Monday, February 16
My favorite Trotskyite rag, the World Socialist Web Site, is deeply suspicious that Sarkozy's overtures in Baghdad last week are more evidence that he's sold out to the American Imperialists. It doesn't seem that way to me; I think it's pretty clear that Sarkozy was in the Middle East to sensibly scare up as much business he could for French companies. But WSWS reports that various factions in France are darkly concerned about the implications of his trip:
[...] Substantial doubts exist about the feasibility and desirability of French involvement in Iraq. Speaking to the center-left daily Le Monde, Karim Pakzad of France's Institute for International and Strategic Relations (IRIS) think tank noted: "The Iraqi authorities do not want to put all their eggs in one basket. Favorable conditions therefore exist [for French interests]. Is France engaged, however, in a cooperation ‘without limits,' as Mr. Sarkozy said, that's another story...."What is Bayrou really saying here? 'Don't rile France's Muslim immigrant population by having a better relationship with the Americans and being buddies with the American-backed government in Iraq?'
The leader of the Socialist Party group in the National Assembly, Marc Ayrault, criticized Sarkozy's trip as a form of "personal agitation" on Sarkozy's part, adding: "The president's visit to Baghdad surprised many people. It's a sign given to the Americans to prepare France's return to NATO's integrated military command." The PS has demanded a public debate in the National Assembly on the possibility of a French return to the NATO command structure.
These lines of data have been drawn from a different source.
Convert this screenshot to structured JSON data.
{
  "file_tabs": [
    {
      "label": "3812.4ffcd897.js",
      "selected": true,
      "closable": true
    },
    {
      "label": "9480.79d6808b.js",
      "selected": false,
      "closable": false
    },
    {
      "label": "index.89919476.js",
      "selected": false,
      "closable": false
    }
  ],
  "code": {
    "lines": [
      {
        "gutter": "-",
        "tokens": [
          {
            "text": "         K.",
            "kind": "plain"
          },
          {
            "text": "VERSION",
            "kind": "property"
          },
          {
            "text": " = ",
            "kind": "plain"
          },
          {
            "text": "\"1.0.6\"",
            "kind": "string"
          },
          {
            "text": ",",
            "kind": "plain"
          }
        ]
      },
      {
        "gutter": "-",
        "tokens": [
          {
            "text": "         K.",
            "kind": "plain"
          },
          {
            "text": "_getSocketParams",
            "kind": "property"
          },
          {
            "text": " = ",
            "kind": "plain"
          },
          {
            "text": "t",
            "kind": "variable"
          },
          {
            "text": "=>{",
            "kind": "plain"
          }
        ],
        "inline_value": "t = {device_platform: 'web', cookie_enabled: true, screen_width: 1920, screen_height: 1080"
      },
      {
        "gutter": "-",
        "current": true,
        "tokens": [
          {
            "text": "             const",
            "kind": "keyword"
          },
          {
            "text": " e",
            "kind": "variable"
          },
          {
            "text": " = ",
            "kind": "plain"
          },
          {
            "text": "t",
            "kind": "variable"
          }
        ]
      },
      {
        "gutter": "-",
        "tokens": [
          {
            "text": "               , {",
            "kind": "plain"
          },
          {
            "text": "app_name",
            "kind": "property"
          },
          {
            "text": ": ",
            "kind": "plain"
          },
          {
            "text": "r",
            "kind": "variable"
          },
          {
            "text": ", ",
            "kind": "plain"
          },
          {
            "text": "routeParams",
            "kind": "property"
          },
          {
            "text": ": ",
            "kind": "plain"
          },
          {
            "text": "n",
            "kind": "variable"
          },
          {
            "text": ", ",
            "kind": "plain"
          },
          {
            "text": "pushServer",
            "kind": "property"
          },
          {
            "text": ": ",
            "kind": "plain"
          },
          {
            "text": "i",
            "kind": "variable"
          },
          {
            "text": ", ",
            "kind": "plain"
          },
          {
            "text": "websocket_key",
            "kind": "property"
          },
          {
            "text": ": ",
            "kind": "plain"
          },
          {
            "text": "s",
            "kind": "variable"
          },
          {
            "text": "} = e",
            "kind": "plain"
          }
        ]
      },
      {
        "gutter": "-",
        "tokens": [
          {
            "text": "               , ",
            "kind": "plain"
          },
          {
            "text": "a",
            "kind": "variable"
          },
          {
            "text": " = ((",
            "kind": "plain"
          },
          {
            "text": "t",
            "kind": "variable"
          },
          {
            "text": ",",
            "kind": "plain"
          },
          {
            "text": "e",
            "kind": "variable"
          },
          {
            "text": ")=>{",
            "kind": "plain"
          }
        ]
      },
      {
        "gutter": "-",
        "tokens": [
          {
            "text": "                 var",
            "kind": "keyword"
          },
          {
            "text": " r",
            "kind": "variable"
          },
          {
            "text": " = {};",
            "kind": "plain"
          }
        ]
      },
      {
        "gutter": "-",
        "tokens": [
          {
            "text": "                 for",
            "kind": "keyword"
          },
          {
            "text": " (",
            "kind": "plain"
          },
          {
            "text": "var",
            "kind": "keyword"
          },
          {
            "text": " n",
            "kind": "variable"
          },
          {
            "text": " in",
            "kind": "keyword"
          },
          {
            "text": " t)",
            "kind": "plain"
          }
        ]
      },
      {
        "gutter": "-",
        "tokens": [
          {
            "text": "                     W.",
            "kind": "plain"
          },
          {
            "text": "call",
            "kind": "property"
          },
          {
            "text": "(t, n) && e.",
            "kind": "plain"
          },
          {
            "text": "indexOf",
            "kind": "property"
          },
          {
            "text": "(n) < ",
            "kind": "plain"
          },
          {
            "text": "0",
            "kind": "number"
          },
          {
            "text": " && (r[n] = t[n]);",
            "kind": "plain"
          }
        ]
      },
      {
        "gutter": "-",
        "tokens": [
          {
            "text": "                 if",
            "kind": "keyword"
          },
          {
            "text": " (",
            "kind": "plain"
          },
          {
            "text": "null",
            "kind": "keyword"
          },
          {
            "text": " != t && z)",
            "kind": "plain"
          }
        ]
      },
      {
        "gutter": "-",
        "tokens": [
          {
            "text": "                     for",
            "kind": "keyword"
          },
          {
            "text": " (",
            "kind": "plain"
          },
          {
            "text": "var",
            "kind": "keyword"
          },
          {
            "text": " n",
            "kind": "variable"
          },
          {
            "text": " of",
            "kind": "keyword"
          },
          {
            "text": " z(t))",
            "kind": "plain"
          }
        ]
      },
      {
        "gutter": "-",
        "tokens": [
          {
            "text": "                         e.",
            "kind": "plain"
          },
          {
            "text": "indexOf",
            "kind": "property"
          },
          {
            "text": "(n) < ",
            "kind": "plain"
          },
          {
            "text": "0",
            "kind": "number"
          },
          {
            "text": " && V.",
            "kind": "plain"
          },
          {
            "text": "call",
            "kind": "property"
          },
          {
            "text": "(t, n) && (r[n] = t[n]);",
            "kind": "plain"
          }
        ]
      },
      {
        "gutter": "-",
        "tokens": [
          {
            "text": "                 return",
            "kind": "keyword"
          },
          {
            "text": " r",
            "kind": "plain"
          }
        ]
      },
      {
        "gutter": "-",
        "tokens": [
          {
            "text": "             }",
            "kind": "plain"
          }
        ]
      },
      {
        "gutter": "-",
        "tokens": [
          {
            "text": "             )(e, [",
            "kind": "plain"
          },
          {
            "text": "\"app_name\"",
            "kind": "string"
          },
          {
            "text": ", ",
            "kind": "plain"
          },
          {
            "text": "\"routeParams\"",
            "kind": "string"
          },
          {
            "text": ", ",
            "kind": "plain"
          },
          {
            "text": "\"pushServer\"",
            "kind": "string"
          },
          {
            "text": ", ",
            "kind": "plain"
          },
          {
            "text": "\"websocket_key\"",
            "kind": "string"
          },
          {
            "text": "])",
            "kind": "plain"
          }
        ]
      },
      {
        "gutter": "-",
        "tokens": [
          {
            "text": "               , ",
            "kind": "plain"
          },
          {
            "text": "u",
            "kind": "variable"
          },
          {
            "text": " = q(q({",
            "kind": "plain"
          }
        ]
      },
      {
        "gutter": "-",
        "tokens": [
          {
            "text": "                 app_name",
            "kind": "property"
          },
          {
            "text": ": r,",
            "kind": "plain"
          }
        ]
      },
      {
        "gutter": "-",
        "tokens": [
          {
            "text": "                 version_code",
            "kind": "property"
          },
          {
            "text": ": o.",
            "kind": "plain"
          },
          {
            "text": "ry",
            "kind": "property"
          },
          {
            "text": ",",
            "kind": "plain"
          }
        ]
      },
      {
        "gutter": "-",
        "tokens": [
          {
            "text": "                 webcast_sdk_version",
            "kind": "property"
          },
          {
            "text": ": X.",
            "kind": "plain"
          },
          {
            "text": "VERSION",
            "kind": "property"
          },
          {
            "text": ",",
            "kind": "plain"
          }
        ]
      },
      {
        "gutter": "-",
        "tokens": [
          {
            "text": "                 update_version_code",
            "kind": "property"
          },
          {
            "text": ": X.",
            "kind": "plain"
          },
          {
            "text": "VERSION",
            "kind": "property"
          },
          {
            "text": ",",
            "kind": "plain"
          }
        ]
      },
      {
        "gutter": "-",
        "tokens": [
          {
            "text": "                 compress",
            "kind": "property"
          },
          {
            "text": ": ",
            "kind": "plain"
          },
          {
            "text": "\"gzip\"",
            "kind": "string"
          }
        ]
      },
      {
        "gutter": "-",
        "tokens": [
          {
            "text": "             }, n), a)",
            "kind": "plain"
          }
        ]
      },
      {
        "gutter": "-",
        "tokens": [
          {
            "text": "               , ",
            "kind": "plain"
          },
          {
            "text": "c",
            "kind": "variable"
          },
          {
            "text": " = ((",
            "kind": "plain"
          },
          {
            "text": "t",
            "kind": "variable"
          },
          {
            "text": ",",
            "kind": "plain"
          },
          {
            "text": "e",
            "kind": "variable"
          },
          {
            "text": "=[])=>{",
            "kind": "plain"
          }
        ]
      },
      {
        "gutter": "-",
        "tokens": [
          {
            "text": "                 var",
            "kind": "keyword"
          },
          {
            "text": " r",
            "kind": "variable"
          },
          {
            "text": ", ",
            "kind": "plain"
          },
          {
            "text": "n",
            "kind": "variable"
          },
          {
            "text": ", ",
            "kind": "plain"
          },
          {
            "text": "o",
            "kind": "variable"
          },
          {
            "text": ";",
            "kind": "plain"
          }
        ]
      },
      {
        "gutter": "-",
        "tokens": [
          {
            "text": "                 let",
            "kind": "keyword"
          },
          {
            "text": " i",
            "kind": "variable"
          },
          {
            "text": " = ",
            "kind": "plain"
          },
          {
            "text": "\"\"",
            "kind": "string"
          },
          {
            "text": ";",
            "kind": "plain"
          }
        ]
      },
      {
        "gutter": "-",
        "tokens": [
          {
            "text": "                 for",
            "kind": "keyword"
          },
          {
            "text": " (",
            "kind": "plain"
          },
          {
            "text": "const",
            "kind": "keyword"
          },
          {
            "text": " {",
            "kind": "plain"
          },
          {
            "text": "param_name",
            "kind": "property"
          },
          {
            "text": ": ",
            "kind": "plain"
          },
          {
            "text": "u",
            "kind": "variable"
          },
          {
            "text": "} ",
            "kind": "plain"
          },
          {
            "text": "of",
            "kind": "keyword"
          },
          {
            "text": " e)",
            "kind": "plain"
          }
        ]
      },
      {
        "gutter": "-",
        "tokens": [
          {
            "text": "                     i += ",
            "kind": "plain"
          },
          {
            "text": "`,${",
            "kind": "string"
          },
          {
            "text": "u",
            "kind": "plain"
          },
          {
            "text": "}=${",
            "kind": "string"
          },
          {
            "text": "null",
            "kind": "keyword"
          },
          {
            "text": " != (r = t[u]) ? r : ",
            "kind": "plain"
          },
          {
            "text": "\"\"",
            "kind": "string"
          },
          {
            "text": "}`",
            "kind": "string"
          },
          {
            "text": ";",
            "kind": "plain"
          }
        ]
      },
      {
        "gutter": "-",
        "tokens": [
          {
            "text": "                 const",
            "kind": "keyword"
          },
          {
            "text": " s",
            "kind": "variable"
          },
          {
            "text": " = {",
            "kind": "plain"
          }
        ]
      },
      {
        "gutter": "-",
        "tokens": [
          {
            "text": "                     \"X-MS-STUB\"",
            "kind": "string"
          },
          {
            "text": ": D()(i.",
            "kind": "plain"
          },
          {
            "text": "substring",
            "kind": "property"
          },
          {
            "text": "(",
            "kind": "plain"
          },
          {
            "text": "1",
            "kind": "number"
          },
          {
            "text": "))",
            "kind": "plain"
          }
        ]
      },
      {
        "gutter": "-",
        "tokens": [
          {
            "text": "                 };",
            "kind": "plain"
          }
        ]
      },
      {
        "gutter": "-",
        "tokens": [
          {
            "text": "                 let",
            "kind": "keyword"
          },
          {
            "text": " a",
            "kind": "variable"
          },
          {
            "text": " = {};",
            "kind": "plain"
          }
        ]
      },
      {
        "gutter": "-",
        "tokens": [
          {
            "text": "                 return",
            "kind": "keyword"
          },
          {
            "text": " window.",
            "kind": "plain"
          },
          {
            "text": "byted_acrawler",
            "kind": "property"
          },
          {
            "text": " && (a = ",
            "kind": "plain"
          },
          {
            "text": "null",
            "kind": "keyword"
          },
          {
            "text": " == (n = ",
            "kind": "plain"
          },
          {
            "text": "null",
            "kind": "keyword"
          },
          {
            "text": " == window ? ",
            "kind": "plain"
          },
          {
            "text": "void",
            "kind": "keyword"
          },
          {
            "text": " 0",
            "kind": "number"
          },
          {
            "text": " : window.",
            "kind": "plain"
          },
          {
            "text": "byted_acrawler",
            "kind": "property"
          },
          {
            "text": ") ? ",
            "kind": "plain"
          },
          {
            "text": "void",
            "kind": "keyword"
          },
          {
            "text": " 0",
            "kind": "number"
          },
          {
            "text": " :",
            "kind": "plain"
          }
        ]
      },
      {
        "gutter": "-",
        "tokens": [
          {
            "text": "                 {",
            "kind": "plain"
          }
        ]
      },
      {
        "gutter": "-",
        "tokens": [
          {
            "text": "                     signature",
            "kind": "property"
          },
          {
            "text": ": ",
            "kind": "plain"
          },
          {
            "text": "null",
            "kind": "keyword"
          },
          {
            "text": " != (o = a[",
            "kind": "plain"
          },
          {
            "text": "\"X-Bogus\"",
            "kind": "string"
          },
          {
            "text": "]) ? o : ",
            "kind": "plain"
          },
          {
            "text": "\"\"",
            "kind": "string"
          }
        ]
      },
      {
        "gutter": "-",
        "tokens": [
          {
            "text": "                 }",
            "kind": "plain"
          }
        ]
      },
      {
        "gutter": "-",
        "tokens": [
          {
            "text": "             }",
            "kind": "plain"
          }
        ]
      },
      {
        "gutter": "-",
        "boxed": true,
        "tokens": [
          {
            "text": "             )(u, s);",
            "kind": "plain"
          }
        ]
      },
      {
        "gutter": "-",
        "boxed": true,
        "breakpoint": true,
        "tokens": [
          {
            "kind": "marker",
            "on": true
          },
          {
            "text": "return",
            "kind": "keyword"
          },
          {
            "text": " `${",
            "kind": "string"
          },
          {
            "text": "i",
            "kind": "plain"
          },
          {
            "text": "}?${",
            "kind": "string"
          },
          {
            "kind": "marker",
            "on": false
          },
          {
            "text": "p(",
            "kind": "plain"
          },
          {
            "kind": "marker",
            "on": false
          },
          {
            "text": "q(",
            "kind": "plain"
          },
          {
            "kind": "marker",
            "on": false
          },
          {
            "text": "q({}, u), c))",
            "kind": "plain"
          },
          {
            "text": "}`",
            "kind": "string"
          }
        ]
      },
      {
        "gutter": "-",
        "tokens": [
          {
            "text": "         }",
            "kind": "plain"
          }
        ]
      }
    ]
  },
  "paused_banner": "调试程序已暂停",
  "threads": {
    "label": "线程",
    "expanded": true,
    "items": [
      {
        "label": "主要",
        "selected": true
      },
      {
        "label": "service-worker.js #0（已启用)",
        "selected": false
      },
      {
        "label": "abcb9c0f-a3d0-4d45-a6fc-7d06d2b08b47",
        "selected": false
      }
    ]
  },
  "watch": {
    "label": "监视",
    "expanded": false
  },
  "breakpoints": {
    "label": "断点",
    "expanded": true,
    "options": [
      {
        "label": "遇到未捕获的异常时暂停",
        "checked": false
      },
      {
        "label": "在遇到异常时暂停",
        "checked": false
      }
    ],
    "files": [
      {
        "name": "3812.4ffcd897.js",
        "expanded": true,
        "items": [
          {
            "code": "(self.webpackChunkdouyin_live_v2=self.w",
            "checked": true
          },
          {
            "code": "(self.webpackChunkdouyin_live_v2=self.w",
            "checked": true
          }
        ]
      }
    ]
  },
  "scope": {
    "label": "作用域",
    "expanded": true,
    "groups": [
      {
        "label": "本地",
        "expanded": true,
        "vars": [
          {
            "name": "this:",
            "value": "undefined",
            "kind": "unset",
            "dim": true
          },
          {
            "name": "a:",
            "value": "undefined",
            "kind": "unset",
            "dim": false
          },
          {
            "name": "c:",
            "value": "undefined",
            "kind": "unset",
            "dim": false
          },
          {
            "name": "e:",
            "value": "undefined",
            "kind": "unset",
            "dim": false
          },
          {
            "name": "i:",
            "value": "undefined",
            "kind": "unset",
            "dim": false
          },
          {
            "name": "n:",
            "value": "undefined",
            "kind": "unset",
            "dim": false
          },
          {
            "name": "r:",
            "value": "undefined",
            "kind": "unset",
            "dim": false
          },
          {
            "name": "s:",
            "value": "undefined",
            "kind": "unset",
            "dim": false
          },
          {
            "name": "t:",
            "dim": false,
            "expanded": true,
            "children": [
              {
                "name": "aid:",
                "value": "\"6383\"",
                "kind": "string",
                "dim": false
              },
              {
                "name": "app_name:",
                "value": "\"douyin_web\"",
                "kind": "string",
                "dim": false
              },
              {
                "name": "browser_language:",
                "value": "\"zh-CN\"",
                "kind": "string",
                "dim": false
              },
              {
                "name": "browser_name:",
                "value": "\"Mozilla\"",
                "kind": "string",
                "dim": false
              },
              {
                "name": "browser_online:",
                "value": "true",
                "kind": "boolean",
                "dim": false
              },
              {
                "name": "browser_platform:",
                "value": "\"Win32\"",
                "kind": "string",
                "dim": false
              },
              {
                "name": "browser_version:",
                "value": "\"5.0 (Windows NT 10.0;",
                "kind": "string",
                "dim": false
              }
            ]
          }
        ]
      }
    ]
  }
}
Opposition extends, however, to within Sarkozy's own party, the conservative Union for a Popular Majority (UMP). UMP deputy Jacques Myard and deputy Daniel Garrigue—who left the UMP over this issue—both have criticized France's re-integration into NATO. Ex-UMP deputy Nicolas Dupont-Aignan, who left the party in January 2007, said the NATO issue was an "opportunity to destabilize the [UMP] majority."
The most extensive criticism, however, came from center-right politician François Bayrou, who leads the MoDem (Democratic Movement), formerly considered a pro-US politician. Bayrou gave an extensive interview in Le Nouvel Observateur, explaining the concerns motivating opposition to Sarkozy's policies in the French bourgeoisie.
Bayrou said: "By remaining outside the NATO command structure, we showed that France did not simply resign itself to being in the US sphere of influence, that it was open to the world, that it could say no, which was clearly shown in the Iraq war. We risk sacrificing 150 years of history. And what do we get in return? A few posts for French generals in the NATO general staff.... The French people should have the opportunity to express themselves in a referendum [on the question of full French participation in NATO]."
When Le Nouvel Observateur asked how precisely France's independence was threatened, Bayrou responded: "We are going into a bloc. A Euro-American bloc, on one side, the rest of the world, on the other. This constitutes, for France and her history, her universality, a step back. [France] does not limit itself to the West, it is open, it can demarcate itself, and include the Arab or African worlds."
Bayrou added, "France was the guarantor of an independent Europe that would progressively establish new relations with the US, but one day also with South America, Africa, India. It's a vision of a more balanced world, built on pillars of similar size. That is why I maintain that we are giving away not only our past but also our future, a part of the destiny of France and Europe."
As Bayrou's statement shows, the new Obama administration notwithstanding, powerful sections of the French bourgeoisie view full participation in NATO as a trap for French imperialist interests. The African and Arab worlds are arenas of competition for influence between US and French imperialism and also the home countries of many immigrants in France -- whose opinions of the country's foreign policy and frequent revolts in the poorer suburbs of major French cities are major concerns of bourgeois politicians.
However, Bayrou indicates that far more is at stake: the alignment or not with a Euro-American bloc hostile to "the rest of the world," with potentially incalculable consequences for the French bourgeoisie's interests abroad.